PROVIDED RECORDS:
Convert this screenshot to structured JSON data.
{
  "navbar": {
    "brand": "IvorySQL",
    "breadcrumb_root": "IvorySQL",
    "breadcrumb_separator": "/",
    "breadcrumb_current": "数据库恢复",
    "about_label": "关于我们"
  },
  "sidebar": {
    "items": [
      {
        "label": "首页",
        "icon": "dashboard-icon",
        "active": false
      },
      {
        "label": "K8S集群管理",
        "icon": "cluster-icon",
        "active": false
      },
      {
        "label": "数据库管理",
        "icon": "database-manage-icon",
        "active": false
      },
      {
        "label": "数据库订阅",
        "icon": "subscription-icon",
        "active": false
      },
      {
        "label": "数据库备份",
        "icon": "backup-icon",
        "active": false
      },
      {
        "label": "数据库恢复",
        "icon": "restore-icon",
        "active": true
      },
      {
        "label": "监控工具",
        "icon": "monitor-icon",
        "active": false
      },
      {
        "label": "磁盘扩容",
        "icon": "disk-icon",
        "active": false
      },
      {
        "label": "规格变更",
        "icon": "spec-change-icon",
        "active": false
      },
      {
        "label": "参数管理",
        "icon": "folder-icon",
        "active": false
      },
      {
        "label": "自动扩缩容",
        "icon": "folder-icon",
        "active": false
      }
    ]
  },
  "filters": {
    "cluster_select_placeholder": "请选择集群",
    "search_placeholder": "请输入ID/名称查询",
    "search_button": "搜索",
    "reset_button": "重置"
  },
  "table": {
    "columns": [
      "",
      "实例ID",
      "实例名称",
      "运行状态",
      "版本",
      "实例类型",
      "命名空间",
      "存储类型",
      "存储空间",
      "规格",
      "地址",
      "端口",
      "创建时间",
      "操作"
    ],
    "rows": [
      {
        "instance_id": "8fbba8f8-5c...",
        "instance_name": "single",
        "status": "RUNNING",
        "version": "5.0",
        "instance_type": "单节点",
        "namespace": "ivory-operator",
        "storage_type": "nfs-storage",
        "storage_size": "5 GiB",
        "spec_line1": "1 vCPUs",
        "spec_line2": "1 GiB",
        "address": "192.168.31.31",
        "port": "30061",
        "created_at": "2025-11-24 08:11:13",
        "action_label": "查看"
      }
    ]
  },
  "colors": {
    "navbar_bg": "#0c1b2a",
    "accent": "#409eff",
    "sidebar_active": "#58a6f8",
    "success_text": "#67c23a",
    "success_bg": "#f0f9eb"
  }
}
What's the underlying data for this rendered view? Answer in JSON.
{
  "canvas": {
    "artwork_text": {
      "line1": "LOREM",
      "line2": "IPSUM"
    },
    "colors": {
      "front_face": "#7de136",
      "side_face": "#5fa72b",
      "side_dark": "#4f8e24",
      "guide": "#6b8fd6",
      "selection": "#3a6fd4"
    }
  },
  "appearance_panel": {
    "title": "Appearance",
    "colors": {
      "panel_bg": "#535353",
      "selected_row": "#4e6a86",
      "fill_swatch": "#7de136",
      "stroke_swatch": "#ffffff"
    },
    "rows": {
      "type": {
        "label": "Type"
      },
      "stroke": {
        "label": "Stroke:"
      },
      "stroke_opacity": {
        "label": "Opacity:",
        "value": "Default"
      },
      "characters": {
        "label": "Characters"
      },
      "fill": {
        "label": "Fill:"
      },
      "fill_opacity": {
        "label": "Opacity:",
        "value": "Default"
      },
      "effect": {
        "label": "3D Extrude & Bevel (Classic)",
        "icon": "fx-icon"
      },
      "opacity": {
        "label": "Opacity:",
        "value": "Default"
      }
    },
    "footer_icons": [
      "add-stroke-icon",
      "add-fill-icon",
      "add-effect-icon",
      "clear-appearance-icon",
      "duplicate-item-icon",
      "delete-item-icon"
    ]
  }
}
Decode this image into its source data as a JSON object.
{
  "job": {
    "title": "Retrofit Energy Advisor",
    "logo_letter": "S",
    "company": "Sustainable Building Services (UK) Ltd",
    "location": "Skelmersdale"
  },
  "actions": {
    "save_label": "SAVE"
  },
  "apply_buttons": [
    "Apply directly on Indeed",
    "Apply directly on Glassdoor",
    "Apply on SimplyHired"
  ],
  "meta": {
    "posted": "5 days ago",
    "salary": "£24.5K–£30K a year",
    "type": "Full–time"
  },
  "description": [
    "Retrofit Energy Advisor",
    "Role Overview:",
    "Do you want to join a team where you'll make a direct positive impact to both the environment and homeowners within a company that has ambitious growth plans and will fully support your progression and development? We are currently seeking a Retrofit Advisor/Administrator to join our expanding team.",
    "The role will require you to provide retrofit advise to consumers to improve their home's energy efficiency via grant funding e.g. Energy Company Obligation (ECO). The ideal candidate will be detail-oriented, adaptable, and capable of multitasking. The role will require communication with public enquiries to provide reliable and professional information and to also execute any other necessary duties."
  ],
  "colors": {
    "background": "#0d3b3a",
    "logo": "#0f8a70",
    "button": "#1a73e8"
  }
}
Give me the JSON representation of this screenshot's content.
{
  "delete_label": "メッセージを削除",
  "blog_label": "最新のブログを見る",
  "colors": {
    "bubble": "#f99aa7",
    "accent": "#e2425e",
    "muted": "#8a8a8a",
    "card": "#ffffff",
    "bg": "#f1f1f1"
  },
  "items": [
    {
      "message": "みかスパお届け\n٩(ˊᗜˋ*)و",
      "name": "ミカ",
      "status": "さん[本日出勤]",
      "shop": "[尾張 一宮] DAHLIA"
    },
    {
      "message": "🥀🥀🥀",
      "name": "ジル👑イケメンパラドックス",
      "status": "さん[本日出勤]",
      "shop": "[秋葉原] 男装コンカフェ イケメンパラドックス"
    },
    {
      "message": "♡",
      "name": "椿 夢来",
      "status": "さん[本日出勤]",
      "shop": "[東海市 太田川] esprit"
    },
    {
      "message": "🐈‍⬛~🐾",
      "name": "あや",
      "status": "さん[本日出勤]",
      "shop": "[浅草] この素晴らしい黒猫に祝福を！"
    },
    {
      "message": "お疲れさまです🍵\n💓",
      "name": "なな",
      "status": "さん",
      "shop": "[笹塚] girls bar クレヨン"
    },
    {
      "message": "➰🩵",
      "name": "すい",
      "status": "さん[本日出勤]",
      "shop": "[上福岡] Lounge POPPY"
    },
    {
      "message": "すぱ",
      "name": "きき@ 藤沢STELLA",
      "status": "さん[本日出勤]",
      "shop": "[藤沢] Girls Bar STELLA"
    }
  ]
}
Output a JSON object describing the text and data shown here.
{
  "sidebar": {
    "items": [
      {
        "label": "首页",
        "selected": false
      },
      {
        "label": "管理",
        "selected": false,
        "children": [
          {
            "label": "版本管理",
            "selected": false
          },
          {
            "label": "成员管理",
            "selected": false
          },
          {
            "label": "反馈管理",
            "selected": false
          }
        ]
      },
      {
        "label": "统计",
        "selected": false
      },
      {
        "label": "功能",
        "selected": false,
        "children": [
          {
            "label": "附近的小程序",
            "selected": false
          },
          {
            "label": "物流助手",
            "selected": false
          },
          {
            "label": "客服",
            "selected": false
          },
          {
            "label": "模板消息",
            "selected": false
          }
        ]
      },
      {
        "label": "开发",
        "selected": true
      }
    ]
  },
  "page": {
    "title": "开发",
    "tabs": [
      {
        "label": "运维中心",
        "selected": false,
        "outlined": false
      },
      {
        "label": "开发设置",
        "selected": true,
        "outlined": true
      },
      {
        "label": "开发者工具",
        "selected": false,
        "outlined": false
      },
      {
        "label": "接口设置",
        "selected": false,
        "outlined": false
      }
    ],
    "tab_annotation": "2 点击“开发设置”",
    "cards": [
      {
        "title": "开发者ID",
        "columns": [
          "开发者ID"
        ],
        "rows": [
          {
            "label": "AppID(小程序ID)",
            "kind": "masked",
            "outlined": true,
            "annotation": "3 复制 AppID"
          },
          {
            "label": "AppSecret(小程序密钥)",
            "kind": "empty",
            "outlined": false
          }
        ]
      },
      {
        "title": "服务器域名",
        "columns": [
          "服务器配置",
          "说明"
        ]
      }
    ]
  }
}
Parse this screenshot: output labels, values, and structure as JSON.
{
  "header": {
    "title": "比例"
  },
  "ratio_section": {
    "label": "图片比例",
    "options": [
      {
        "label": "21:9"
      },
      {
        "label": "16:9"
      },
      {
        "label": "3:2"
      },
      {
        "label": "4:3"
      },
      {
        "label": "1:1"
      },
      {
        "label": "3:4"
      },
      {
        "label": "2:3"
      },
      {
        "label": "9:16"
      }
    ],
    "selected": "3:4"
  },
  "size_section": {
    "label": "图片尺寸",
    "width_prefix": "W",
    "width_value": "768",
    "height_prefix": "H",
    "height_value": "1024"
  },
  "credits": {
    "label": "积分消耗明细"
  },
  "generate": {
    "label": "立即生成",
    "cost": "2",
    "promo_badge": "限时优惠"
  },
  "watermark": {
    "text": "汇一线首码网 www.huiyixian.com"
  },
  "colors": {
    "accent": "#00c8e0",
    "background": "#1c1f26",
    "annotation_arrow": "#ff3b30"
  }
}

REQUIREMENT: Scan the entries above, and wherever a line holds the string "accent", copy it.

RESPONSE TO THIS TASK:
    "accent": "#409eff",
    "accent": "#e2425e",
    "accent": "#00c8e0",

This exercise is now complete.